Wilde’s narrator tells us in the 1890 Lippincott’s edition and the typescript that “rugged and straightforward as he was,” there was something in Hallward’s nature “that was purely feminine in its tenderness.”
In the present typescript version Hallward says to Dorian: “It is quite true I have worshipped you with far more ro mance of feeling than a man should ever give to a friend. Somehow I have never loved a woman. . . . From the moment I met you, your personality had the most extraordinary influence over me . . . I adored you madly, extravagantly, absurdly. I was jealous of everyone to whom you spoke. I wanted to have you all to myself. I was only happy when I was with you.”

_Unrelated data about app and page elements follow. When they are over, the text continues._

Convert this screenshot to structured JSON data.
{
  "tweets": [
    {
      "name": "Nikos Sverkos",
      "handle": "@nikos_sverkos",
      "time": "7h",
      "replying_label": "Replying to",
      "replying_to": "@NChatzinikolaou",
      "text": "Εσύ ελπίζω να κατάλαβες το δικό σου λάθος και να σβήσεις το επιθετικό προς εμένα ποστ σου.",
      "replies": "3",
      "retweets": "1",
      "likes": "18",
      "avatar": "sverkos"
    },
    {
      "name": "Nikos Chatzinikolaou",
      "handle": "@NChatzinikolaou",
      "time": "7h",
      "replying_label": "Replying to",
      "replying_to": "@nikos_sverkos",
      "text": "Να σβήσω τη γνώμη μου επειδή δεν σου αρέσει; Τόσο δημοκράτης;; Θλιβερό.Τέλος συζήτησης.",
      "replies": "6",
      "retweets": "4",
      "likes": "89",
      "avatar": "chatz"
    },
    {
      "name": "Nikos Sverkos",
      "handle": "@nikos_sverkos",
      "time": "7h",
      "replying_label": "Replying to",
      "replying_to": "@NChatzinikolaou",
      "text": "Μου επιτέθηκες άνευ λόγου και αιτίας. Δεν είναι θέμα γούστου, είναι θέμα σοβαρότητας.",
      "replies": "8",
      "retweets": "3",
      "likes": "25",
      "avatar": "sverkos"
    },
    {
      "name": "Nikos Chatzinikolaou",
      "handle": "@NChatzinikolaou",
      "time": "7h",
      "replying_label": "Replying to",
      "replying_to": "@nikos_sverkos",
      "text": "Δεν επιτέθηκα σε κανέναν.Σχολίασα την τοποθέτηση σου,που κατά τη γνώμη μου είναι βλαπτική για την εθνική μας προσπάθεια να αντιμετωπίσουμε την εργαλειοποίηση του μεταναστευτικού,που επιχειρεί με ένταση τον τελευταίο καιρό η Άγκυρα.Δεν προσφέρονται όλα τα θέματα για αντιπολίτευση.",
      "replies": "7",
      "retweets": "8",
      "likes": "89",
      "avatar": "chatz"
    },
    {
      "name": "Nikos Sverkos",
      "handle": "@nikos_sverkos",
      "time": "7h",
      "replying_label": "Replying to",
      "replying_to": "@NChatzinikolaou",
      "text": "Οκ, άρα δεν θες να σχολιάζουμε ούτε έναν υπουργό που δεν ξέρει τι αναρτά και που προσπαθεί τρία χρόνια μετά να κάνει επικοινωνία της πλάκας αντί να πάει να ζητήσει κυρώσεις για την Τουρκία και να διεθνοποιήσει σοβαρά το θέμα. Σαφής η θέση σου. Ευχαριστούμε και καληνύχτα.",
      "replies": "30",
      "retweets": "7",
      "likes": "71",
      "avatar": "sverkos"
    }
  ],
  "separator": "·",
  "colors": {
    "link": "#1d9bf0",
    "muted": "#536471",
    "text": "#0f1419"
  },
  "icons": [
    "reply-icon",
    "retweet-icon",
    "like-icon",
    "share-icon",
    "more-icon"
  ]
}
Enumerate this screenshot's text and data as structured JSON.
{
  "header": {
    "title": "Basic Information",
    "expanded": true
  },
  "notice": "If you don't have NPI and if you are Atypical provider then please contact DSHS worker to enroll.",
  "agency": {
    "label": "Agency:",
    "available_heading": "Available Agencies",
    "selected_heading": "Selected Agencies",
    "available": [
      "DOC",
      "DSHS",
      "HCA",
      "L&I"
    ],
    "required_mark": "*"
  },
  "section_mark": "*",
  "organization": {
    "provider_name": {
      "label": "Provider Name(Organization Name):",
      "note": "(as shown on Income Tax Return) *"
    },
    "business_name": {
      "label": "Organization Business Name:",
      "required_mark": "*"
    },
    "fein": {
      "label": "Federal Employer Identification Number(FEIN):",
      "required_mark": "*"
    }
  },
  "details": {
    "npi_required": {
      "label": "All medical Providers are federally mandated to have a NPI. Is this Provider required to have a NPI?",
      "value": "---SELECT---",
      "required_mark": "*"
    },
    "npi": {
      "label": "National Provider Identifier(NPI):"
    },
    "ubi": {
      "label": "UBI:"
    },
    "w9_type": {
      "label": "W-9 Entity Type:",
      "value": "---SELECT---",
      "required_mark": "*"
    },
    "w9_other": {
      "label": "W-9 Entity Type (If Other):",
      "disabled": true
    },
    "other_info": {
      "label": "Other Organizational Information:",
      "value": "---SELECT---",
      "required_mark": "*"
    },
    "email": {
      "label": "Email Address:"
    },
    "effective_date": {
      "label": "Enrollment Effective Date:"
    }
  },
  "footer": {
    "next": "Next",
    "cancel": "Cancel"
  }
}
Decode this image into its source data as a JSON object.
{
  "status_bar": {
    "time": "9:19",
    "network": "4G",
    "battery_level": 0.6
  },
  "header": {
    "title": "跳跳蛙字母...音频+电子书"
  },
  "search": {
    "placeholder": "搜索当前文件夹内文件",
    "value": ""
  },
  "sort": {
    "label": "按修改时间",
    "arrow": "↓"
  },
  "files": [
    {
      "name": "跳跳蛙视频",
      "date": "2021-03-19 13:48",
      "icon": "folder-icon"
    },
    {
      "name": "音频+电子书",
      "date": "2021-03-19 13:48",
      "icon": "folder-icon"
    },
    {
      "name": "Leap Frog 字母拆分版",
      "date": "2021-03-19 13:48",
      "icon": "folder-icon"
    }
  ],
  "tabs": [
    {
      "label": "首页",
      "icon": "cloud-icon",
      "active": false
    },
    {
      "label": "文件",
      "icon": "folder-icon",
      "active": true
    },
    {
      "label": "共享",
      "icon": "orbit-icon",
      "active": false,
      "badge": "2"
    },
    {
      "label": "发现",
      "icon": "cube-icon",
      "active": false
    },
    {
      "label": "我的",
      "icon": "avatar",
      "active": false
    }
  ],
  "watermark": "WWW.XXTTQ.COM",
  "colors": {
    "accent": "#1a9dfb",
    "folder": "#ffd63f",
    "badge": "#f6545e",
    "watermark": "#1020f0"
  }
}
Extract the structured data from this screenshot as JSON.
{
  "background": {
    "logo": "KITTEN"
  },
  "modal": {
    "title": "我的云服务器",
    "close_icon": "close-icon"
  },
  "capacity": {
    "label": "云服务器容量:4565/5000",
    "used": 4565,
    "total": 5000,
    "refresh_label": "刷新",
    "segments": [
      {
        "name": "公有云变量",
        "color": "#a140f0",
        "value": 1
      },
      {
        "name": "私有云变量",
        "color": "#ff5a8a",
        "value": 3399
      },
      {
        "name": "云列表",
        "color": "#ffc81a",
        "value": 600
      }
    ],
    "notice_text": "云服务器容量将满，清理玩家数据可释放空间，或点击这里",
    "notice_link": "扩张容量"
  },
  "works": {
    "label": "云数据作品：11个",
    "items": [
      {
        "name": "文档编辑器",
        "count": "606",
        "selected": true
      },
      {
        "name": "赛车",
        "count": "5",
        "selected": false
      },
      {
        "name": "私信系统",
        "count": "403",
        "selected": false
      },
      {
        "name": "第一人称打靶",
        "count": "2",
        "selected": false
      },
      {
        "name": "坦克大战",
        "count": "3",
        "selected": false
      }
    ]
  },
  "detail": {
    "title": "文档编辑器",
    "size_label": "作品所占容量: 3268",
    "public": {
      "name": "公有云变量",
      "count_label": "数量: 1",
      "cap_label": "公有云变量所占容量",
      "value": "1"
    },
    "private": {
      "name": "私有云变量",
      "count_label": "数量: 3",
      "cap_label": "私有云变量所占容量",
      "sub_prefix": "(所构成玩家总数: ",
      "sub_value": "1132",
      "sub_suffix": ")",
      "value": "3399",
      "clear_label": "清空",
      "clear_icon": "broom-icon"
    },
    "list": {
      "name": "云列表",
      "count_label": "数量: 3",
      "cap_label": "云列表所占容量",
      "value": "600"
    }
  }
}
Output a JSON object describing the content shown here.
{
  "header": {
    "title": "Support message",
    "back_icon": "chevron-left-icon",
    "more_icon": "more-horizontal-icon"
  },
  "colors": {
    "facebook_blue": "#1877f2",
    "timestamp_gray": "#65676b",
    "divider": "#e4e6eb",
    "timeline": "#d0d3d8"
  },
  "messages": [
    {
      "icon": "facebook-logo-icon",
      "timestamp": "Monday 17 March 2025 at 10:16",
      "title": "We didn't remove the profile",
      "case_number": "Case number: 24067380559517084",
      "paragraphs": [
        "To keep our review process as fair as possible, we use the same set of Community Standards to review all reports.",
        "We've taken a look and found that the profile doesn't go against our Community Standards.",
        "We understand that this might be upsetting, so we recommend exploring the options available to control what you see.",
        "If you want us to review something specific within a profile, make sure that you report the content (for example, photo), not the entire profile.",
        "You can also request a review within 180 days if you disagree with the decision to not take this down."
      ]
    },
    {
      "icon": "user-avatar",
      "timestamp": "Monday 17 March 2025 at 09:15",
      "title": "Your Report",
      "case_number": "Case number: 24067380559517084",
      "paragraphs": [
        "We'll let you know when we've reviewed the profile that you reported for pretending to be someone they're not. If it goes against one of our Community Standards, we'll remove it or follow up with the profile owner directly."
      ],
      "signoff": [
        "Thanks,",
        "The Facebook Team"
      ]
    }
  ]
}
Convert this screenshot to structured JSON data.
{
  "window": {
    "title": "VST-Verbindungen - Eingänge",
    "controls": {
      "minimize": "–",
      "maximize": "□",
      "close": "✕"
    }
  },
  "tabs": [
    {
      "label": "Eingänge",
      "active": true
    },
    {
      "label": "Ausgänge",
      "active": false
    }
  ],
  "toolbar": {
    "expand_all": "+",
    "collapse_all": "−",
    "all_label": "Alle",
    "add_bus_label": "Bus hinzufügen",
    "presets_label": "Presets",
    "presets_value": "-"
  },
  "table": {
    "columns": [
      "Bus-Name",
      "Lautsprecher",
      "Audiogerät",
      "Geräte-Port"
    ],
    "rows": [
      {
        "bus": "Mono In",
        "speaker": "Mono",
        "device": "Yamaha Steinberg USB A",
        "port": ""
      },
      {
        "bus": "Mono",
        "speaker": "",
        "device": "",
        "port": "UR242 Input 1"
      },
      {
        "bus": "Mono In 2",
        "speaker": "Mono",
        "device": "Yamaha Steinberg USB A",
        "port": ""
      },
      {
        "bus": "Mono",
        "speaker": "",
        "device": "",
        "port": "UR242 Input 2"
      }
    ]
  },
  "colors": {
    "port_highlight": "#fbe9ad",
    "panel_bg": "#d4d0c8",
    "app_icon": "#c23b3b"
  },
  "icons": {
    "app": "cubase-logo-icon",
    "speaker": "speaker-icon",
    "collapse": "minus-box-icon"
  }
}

“Why is it that every young man that you take up seems to come to grief, to go to the bad at once?” changed to “Why is your friendship so fateful to young men?”
“A man with curious eyes had suddenly peered into his face, and then dogged him with stealthy footsteps, passing and repassing him, many times.”
“Upon the other hand, had she become your mistress, she would have lived in the society of charming and cultured men. You would have educated her, taught her how to dress, how to talk, how to move. You would have made her perfect, and she would have been extremely happy. After a time, no doubt, you would have grown tired of her. She would have made a scene. You would have made a settlement. Then a new career would have begun for her.”
“she promised to come with me to town. I had taken a house for her, and arranged everything,”
“I don’t suppose that ten per cent of the lower orders live with their wives” changed to “I don’t suppose that ten per cent of the lower orders live correctly.”
“the sinful creatures who prowl the street at night [and who] cursed him as he passed by, seeing in him a corruption greater than their own.”